● **How to complete this task**:
The answer must consist of every line in the data that contains "Configuring".

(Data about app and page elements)
◇ ◇ ◇ ◇ ◇ ◇ ◇
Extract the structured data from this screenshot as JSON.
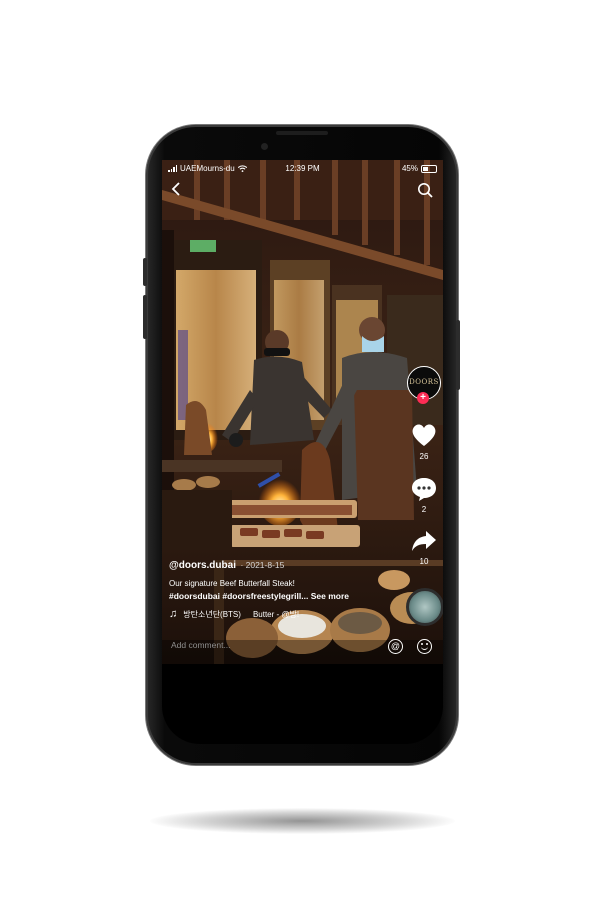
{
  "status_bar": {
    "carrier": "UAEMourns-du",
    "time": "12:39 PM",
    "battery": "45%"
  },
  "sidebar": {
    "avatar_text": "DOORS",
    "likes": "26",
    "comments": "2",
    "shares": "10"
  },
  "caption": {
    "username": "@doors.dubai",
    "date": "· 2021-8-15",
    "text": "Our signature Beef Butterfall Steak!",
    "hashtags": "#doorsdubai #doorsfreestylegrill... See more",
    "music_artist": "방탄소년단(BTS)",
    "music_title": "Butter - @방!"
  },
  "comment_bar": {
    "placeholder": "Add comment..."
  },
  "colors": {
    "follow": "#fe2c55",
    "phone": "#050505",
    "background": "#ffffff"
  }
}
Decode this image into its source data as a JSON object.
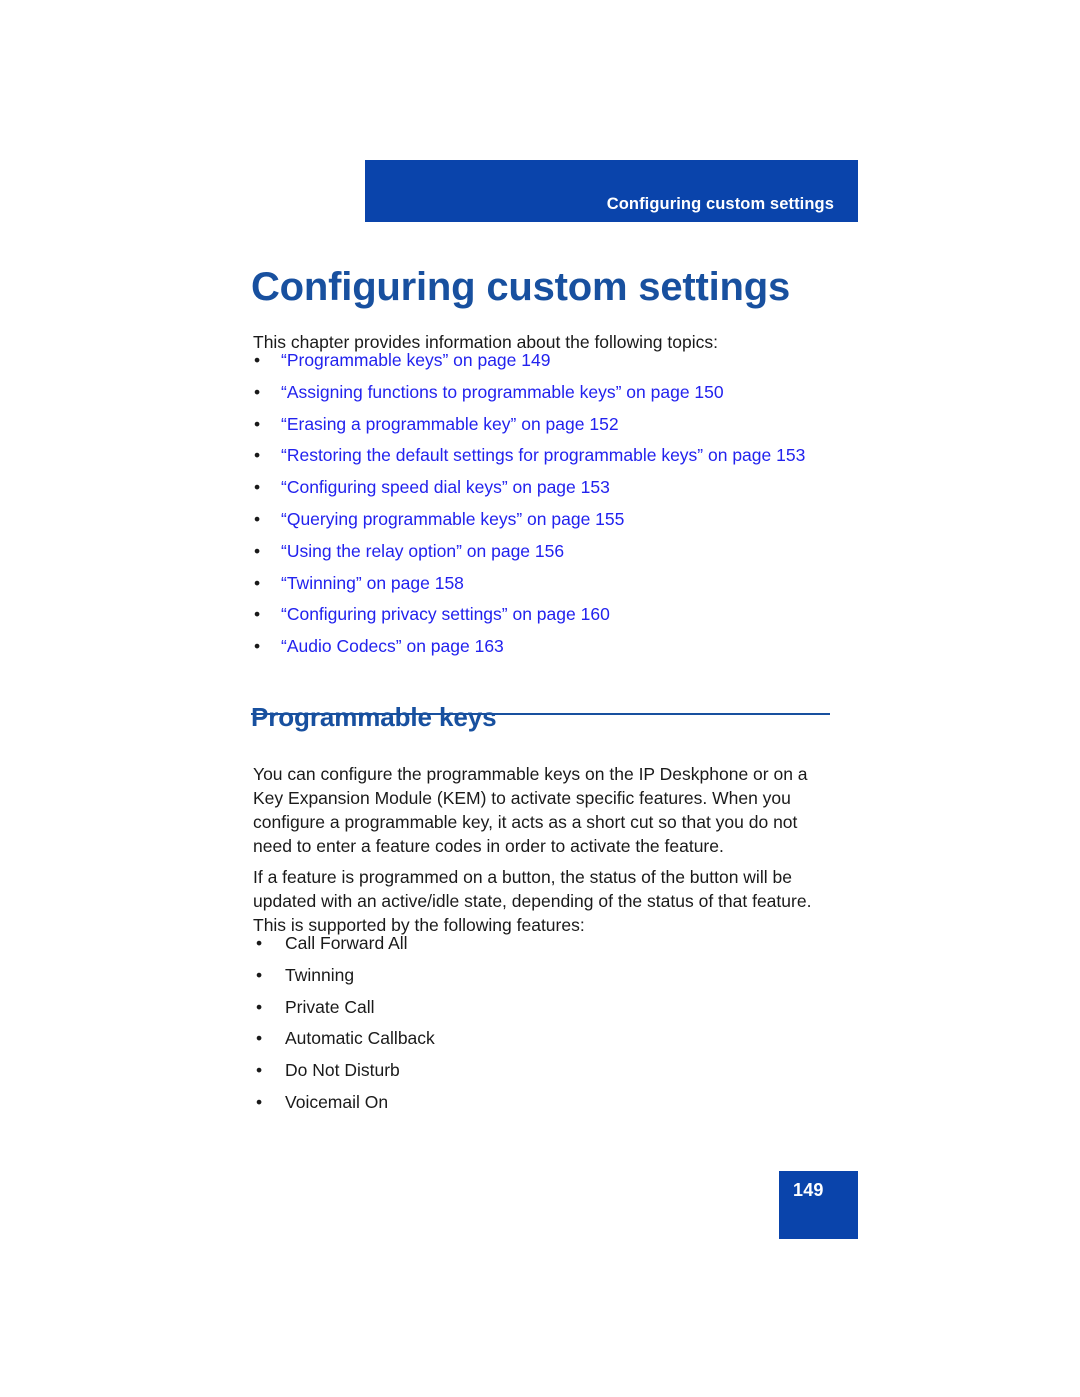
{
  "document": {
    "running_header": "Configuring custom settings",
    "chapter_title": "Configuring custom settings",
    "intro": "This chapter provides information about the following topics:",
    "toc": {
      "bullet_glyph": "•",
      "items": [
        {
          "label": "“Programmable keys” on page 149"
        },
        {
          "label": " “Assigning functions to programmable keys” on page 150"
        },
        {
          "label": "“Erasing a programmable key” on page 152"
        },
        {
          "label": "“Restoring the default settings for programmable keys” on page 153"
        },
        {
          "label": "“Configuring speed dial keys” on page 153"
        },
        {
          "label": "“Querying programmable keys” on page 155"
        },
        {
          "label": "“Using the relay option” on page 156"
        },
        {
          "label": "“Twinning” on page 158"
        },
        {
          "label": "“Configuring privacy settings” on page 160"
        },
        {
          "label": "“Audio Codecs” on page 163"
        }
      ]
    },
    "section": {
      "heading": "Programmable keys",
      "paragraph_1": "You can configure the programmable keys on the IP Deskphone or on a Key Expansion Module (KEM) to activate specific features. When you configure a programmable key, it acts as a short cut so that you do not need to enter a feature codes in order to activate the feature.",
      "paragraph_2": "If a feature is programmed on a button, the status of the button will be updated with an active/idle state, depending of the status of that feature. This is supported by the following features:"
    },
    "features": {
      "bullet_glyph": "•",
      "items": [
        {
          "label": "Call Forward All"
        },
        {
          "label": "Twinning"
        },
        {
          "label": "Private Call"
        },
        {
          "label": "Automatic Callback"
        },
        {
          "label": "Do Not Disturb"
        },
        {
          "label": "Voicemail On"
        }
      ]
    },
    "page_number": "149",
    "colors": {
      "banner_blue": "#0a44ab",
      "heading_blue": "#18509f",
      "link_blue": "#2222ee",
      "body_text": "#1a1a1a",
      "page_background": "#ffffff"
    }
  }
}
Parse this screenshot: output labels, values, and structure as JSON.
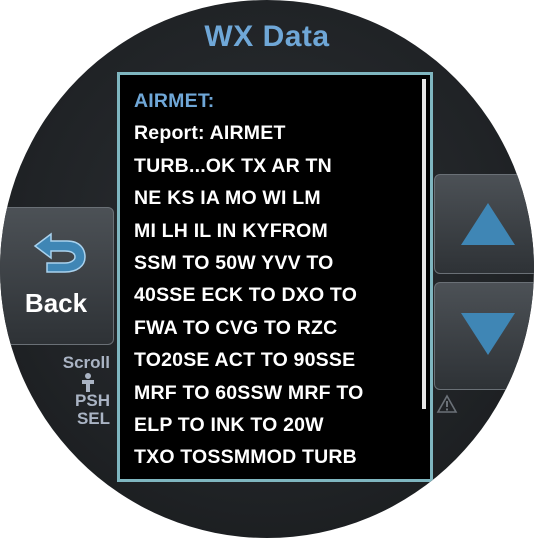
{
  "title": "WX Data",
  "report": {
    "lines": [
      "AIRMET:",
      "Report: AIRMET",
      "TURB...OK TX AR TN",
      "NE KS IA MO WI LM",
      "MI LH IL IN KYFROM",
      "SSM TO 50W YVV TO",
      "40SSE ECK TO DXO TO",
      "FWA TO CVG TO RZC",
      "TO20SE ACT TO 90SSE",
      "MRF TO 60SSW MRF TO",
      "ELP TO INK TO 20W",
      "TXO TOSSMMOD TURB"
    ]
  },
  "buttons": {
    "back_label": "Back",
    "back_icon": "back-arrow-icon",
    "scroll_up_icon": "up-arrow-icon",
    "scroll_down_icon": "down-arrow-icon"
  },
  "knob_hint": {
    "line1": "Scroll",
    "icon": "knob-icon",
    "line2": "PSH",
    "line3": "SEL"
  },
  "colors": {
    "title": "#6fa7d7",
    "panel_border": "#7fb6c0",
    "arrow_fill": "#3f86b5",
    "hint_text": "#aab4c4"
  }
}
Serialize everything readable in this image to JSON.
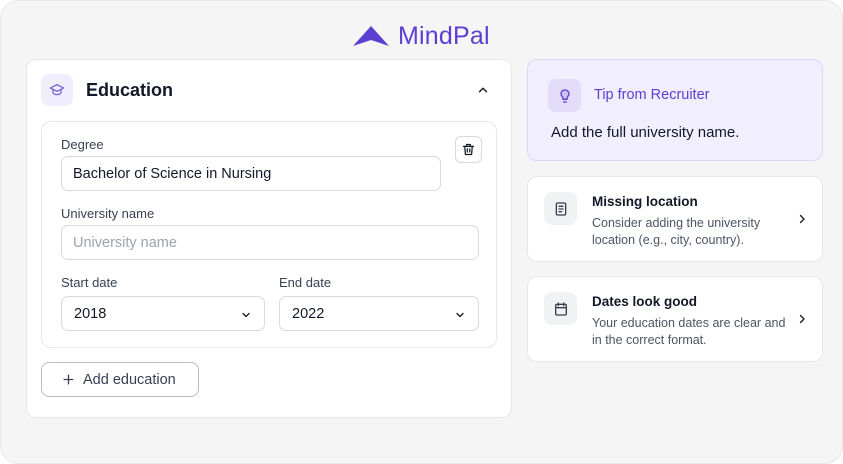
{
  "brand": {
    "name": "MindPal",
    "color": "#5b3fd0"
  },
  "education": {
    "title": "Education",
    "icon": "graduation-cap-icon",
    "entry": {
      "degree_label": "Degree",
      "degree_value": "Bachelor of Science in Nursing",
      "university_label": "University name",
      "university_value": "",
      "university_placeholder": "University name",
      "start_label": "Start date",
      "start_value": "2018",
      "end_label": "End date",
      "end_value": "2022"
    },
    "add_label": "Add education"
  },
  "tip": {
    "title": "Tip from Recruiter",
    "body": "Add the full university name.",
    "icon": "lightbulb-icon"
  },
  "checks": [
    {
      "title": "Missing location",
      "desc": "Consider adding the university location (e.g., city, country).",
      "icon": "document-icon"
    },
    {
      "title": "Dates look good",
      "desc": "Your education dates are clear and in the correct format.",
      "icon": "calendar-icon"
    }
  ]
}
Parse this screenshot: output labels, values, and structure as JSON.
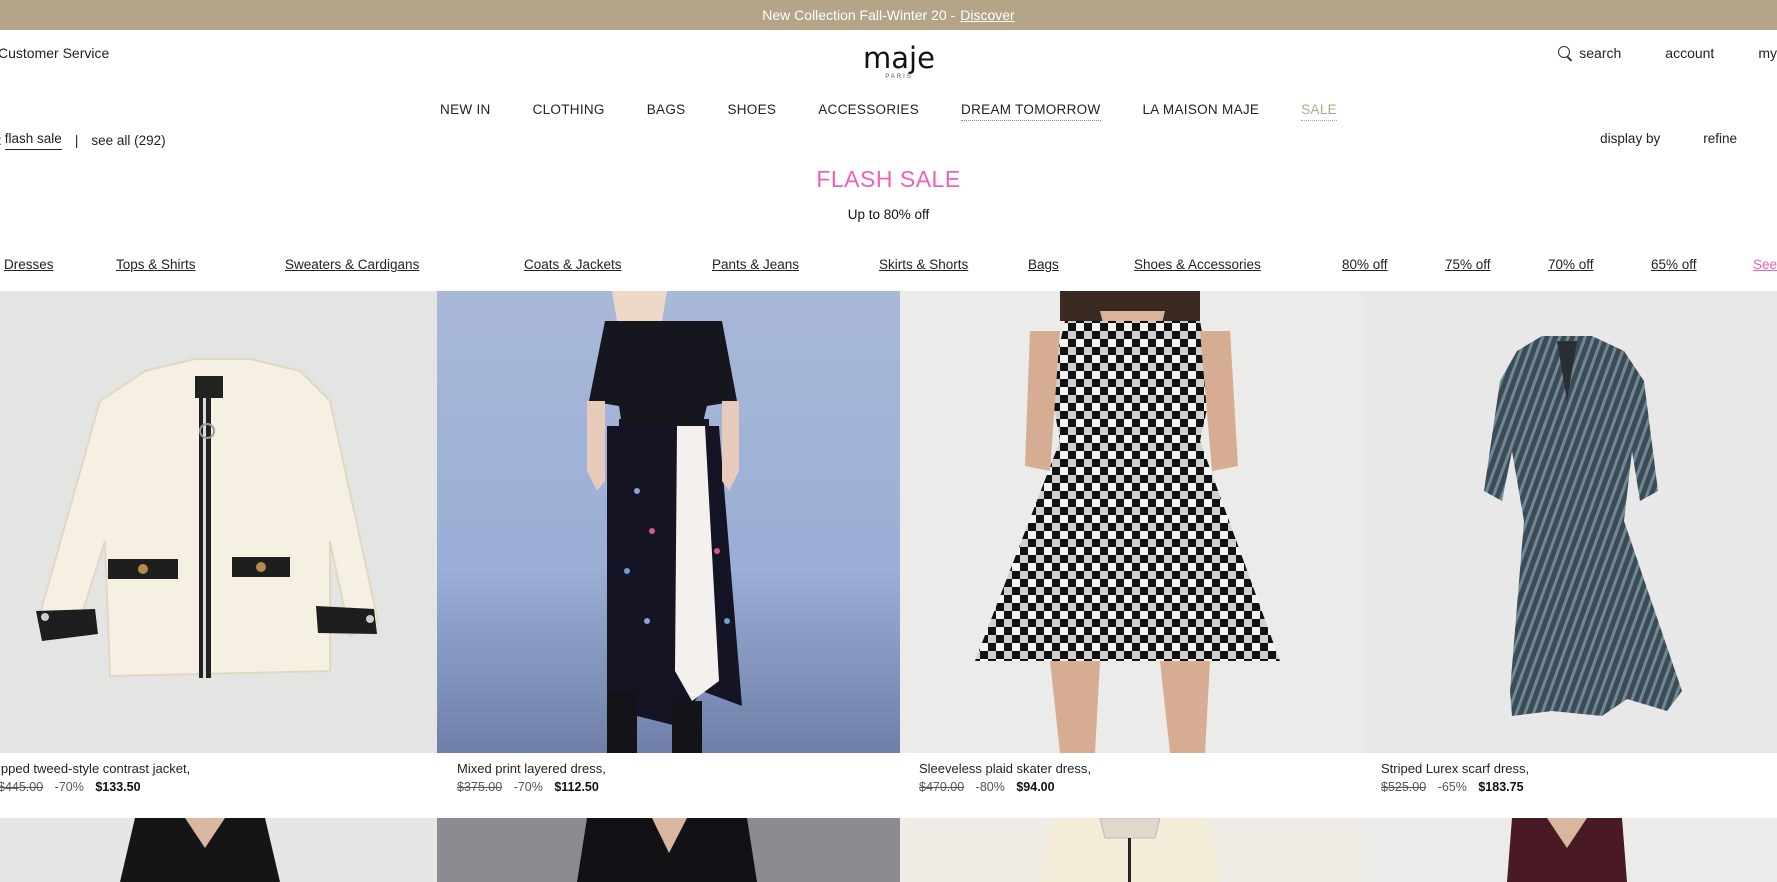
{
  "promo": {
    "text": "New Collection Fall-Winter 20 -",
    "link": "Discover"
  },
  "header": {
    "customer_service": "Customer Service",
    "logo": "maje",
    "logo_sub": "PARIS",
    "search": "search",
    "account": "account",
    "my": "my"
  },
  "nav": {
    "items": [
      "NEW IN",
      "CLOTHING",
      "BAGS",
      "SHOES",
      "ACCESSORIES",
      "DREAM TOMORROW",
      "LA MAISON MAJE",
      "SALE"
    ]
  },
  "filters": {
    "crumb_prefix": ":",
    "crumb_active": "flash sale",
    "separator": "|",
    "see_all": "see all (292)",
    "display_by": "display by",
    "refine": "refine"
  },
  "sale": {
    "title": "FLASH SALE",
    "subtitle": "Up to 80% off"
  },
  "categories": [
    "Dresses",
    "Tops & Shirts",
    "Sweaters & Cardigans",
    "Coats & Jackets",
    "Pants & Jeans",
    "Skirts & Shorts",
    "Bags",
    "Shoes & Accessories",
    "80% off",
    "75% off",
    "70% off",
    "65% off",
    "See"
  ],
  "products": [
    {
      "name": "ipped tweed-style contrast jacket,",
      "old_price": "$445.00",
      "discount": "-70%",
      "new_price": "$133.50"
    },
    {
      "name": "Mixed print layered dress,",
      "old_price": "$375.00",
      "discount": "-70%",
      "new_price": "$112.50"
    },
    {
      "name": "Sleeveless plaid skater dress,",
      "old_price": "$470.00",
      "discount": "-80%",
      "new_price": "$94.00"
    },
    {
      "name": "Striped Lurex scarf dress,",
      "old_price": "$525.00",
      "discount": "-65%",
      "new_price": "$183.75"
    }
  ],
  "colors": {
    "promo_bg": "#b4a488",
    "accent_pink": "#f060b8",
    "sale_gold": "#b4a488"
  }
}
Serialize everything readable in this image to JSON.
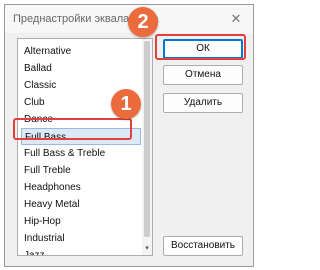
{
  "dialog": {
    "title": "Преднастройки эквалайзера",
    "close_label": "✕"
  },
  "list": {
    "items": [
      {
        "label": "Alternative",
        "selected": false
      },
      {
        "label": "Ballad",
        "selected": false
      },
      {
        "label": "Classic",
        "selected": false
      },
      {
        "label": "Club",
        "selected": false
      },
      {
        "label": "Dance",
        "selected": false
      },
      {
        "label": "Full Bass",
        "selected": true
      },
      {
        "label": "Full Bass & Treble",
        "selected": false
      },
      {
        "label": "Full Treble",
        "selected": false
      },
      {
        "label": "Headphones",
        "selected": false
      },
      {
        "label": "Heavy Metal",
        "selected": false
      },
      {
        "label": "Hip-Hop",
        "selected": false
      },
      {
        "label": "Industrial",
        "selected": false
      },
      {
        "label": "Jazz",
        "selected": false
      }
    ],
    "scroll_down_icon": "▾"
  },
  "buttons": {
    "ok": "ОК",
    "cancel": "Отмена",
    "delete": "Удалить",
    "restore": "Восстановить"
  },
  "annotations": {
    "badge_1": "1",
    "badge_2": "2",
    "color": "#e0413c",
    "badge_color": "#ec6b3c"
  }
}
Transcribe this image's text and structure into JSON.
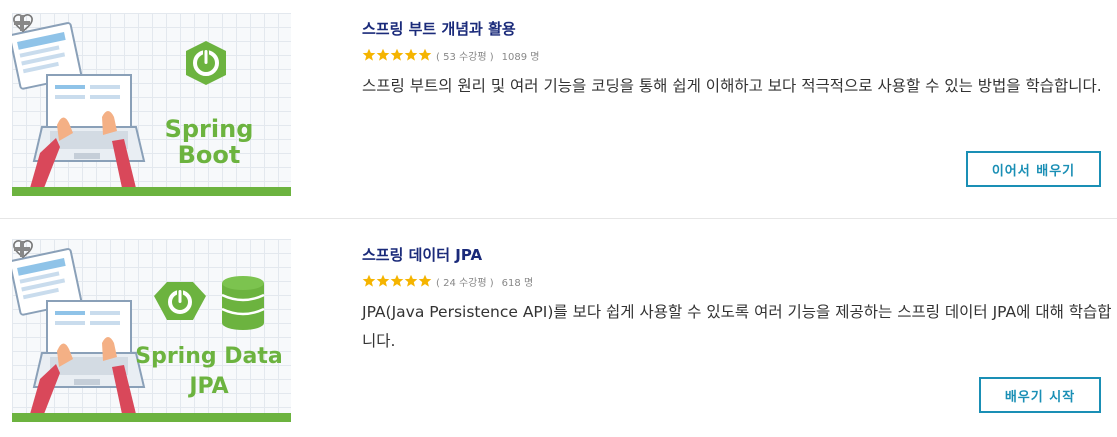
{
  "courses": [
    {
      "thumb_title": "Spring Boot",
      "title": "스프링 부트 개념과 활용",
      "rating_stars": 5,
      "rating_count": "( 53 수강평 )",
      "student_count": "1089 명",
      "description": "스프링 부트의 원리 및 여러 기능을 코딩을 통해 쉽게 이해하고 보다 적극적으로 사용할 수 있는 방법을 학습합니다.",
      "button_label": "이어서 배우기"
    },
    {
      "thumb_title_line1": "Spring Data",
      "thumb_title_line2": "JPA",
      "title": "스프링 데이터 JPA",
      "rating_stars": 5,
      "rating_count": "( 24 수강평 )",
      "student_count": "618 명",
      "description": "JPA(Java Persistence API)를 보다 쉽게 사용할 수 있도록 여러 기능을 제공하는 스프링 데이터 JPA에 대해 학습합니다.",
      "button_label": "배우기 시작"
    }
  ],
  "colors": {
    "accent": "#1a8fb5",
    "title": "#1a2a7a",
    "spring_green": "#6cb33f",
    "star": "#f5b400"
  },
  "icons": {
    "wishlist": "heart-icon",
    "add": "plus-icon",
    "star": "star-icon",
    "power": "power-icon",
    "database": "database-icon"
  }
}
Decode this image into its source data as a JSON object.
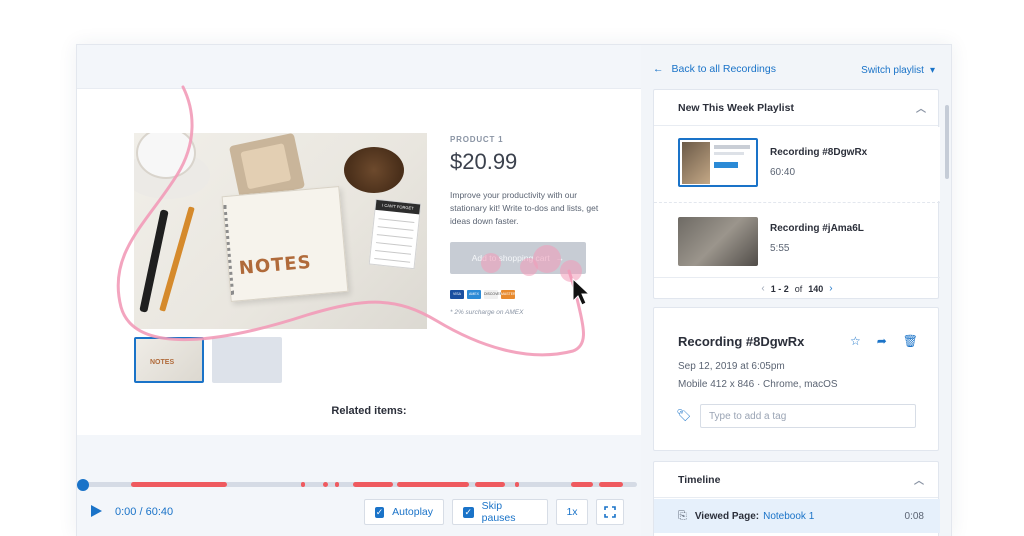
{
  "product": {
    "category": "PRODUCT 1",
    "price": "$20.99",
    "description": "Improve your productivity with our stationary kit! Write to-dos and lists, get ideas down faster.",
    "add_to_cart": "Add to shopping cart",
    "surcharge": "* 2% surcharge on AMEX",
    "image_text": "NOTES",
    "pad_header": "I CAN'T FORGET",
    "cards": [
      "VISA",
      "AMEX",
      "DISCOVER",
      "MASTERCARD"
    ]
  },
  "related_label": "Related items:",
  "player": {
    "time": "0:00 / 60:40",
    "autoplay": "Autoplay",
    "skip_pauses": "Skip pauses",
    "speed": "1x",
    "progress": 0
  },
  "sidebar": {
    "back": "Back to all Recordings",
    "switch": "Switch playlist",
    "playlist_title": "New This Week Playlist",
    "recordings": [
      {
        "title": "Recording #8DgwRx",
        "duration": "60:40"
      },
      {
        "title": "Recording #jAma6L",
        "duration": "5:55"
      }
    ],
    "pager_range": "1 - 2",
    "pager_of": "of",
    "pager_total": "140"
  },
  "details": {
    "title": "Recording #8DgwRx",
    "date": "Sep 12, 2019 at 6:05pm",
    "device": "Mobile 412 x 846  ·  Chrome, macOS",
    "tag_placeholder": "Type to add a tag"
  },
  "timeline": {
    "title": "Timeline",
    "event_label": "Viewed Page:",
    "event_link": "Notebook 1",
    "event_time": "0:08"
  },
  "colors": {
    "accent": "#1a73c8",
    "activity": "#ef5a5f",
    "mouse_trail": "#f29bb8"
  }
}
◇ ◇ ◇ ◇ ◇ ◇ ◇
● **Response box**:
    "running_header": "Configuring custom settings",
    "chapter_title": "Configuring custom settings",
          "label": "“Configuring speed dial keys” on page 153"
          "label": "“Configuring privacy settings” on page 160"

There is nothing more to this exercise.